## About this exercise
Every line of the records that holds the word "Spieltag" should be copied.

Top of Recorded data

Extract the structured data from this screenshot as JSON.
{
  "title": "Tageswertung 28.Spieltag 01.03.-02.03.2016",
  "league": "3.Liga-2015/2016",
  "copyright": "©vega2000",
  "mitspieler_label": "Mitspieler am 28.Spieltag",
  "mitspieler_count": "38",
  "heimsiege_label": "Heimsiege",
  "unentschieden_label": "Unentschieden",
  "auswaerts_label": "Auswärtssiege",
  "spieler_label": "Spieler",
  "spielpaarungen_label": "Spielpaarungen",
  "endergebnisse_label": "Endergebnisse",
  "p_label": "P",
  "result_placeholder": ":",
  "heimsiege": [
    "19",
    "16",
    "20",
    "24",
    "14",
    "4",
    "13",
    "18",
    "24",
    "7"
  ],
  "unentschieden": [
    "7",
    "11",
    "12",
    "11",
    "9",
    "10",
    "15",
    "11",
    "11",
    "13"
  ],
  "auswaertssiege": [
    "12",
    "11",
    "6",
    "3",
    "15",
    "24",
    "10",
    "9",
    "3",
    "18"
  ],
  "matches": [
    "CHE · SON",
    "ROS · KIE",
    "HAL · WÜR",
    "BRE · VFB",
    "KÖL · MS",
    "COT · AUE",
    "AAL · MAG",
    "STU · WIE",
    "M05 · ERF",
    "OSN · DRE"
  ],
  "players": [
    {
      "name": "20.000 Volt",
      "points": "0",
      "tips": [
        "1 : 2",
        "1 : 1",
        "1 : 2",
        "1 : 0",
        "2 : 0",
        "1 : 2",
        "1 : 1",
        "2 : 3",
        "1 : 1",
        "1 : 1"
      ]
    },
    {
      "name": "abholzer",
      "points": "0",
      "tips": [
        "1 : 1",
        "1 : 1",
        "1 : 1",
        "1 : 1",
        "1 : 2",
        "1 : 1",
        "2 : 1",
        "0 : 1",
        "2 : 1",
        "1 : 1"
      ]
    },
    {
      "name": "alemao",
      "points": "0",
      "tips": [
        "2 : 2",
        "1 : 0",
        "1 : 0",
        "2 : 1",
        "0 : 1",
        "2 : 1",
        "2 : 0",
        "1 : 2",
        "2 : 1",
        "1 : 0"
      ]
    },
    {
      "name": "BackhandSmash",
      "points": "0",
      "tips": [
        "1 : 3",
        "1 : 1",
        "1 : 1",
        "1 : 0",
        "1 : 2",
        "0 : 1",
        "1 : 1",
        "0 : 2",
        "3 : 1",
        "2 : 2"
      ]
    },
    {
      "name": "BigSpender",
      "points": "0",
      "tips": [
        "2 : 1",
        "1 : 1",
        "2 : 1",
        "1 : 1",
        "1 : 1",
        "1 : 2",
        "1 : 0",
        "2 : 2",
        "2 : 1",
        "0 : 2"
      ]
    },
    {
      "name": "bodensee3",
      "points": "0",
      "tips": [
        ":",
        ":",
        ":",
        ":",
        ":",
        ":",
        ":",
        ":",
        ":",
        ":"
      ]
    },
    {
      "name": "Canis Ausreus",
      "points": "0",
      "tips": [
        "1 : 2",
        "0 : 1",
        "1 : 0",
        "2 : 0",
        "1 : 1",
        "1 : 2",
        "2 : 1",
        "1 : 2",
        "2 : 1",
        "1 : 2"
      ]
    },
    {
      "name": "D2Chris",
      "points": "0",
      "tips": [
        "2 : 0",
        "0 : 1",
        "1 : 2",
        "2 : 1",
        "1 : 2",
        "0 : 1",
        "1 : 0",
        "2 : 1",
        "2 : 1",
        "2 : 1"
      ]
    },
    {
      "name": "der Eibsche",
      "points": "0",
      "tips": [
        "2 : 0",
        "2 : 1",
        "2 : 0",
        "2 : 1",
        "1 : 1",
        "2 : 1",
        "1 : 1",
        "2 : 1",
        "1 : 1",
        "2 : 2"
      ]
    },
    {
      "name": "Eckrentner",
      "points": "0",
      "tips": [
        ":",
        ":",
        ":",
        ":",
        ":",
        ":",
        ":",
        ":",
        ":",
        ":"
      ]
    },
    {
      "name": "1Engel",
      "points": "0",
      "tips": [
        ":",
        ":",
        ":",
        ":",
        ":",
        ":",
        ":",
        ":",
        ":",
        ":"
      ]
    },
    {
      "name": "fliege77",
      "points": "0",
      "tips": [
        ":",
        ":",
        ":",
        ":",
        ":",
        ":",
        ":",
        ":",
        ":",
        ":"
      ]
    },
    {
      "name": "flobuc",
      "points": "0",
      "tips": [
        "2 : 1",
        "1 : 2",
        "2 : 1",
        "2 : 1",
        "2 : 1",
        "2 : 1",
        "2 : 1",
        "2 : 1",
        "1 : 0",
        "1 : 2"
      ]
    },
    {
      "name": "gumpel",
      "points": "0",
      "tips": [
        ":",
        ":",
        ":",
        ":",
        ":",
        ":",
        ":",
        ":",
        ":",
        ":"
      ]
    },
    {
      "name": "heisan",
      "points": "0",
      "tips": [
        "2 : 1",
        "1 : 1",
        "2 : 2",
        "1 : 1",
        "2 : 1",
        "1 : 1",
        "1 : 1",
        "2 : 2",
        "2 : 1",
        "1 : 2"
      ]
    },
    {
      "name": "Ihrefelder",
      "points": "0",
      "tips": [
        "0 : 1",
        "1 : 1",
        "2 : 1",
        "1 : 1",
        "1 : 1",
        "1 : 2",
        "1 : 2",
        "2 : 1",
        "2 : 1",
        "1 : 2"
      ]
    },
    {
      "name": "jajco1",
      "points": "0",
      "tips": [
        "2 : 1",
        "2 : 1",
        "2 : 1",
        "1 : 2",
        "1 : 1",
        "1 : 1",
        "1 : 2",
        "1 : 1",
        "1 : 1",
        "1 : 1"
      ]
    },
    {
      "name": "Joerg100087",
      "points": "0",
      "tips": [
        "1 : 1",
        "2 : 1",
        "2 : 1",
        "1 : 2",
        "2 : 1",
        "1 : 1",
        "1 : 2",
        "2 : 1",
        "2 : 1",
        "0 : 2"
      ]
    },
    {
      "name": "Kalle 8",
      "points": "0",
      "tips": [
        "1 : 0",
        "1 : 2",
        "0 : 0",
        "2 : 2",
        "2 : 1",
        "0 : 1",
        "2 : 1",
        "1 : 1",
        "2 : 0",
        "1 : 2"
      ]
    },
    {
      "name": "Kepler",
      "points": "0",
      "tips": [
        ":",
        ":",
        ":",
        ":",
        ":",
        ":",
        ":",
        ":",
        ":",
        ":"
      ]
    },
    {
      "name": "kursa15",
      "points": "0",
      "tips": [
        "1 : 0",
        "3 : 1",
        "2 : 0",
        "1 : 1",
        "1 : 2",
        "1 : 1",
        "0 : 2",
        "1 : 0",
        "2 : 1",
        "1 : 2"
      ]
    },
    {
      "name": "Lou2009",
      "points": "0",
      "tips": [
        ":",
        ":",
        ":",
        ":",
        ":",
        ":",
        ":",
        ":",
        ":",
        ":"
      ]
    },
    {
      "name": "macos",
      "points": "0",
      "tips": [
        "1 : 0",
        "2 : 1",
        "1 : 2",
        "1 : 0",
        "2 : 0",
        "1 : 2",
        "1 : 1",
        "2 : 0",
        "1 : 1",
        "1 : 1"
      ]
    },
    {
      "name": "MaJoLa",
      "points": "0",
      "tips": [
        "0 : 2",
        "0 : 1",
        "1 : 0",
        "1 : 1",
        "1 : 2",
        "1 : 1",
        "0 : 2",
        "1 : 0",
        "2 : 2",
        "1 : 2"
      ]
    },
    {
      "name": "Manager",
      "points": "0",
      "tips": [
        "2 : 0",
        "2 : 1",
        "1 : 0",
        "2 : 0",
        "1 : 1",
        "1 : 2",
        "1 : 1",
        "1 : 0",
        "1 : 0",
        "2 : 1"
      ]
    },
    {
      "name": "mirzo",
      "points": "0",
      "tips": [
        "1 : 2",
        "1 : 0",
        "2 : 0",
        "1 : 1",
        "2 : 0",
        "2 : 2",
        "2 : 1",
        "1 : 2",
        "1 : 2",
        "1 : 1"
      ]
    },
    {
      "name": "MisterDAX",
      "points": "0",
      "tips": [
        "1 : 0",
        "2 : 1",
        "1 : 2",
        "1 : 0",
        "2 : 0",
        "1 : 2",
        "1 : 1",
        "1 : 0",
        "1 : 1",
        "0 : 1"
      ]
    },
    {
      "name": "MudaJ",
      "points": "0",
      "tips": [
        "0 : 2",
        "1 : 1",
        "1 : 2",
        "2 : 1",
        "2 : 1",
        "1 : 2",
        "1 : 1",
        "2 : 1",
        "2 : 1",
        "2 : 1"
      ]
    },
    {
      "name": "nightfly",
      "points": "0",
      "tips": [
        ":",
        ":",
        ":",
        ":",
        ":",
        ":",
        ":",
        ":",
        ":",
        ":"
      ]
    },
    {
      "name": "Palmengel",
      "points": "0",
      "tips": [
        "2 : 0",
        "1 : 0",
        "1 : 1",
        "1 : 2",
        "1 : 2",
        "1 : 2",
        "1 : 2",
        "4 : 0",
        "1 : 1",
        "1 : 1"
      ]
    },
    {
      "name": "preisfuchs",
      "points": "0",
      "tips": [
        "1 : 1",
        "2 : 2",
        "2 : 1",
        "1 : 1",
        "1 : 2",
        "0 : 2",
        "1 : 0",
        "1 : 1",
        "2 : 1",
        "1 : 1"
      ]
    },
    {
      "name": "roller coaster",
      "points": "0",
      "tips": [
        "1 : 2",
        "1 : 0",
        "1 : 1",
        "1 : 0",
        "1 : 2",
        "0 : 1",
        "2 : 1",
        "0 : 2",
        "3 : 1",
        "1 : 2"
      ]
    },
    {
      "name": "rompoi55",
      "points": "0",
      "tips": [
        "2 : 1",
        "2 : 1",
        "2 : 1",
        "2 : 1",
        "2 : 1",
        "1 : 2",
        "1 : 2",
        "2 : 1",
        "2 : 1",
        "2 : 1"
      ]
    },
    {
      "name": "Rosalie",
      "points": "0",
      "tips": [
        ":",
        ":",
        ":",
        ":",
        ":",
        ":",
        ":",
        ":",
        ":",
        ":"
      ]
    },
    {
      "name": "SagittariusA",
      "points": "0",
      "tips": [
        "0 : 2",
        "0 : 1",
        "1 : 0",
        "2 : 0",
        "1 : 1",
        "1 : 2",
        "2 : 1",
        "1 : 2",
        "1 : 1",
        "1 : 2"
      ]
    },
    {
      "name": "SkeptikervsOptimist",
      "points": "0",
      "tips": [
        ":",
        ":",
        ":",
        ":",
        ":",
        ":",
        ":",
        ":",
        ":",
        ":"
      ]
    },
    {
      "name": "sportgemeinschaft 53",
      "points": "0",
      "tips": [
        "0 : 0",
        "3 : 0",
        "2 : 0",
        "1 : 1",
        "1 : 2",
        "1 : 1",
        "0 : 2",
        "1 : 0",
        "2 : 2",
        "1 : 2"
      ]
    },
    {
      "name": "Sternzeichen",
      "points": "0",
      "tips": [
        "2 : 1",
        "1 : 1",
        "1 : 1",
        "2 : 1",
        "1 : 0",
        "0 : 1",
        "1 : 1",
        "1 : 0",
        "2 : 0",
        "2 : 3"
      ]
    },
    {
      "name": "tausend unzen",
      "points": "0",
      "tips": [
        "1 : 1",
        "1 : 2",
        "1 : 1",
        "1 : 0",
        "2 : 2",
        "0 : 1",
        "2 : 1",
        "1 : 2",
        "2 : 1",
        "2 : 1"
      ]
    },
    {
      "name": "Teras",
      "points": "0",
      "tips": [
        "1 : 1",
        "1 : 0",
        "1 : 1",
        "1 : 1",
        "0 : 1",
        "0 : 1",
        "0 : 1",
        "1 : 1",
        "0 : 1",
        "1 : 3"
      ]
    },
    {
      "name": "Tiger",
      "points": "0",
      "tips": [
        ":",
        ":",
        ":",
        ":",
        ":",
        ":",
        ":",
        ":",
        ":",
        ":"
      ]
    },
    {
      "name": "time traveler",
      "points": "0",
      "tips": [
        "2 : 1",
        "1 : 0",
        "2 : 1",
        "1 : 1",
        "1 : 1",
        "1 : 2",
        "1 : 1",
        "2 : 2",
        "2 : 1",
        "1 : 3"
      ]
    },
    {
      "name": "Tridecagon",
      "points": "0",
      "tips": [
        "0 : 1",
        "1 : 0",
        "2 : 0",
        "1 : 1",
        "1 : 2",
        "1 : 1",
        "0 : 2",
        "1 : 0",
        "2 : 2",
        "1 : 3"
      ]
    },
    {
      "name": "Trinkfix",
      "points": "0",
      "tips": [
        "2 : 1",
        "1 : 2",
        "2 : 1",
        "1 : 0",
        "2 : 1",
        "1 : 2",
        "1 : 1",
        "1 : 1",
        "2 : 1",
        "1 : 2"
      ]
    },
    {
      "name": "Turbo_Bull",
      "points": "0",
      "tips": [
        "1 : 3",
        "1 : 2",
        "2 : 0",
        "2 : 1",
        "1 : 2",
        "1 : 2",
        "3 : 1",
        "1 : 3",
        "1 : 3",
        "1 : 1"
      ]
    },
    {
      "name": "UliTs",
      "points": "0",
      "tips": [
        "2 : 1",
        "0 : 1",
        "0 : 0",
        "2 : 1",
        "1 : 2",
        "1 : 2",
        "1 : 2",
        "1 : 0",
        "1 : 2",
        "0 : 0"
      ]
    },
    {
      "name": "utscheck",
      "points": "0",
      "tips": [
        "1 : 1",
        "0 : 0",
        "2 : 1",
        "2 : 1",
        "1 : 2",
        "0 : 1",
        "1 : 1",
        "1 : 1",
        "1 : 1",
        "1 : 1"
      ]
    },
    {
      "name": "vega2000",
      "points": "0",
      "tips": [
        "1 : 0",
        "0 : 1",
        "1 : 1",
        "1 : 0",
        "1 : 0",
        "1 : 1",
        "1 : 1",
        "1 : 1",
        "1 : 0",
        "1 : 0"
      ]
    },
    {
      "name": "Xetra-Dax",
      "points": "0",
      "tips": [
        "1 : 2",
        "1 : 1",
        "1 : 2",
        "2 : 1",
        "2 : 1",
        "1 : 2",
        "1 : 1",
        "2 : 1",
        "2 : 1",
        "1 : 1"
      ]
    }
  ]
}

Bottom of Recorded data

## Output of the exercise
  "title": "Tageswertung 28.Spieltag 01.03.-02.03.2016",
  "mitspieler_label": "Mitspieler am 28.Spieltag",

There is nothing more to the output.